RECORDS PROVIDED below:
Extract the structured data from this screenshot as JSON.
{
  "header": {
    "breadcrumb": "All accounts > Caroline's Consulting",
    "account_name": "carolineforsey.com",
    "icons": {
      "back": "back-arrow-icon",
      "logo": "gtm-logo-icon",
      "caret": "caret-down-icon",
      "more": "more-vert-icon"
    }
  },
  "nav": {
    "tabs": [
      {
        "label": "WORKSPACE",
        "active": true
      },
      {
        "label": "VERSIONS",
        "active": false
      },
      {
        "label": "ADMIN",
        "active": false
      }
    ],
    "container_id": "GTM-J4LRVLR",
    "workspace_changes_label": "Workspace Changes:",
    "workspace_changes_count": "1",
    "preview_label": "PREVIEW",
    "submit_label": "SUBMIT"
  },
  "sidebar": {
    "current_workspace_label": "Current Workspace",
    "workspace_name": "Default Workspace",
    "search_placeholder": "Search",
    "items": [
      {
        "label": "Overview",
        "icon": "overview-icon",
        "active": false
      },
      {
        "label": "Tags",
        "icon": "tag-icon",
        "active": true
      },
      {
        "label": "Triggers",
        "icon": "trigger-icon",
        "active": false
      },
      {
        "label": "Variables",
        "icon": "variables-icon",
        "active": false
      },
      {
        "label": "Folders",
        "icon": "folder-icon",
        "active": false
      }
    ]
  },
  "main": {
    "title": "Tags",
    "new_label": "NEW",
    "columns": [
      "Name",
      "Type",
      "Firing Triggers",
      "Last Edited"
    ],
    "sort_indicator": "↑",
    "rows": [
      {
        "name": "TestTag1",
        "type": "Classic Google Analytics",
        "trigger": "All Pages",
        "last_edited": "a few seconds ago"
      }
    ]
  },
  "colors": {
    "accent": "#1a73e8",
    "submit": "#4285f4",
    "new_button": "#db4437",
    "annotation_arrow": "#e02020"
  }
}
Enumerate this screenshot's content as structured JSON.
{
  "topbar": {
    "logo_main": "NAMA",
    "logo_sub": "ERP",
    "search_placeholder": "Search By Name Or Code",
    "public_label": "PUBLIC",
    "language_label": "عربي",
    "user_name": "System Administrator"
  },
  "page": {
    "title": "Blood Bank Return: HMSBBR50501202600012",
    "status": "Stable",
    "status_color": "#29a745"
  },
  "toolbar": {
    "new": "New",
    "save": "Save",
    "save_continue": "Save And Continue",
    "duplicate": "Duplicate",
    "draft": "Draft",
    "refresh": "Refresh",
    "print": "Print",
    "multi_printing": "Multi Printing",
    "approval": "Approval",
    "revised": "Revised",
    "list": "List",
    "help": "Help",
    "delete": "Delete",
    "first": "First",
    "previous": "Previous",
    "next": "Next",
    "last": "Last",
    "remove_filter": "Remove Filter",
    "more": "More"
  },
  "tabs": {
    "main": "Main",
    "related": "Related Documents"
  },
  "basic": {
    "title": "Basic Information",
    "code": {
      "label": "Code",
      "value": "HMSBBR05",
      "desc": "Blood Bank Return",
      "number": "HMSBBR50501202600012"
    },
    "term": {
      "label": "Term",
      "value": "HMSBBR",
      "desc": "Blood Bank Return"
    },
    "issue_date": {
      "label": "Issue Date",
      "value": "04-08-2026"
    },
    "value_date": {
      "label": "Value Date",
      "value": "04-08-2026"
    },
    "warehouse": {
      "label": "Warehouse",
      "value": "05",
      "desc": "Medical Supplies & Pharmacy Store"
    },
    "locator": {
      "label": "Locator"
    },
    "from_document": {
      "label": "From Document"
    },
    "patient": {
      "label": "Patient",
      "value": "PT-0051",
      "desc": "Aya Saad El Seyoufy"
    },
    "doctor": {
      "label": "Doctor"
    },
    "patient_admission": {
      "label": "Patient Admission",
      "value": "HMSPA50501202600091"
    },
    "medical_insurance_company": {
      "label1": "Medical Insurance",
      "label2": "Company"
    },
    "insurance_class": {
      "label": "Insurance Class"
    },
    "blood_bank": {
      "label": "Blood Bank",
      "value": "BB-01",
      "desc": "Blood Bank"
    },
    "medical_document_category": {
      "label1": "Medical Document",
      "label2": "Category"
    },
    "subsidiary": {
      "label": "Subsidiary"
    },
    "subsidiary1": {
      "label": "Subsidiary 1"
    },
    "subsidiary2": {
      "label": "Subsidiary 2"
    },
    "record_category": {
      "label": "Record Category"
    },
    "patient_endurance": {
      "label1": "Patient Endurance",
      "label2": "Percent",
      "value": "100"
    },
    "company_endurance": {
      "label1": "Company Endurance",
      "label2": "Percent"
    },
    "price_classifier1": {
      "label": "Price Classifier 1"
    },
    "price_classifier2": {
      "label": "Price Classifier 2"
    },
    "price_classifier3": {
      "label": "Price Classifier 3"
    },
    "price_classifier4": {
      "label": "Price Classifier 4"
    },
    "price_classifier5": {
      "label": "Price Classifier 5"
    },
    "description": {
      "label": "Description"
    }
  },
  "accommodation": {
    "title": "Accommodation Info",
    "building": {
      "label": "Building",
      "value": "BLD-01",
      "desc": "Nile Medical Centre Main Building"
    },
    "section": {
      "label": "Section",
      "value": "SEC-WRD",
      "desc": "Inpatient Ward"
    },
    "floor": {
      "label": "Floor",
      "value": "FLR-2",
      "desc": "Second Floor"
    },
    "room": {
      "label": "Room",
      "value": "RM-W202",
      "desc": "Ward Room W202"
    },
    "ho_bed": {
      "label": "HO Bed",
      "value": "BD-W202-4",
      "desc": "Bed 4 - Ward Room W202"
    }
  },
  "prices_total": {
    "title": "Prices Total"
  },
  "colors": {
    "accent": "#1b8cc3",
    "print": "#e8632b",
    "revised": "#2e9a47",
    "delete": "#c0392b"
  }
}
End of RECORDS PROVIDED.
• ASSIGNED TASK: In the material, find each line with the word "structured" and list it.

• ANSWER TO THIS PROBLEM:
Extract the structured data from this screenshot as JSON.
Enumerate this screenshot's content as structured JSON.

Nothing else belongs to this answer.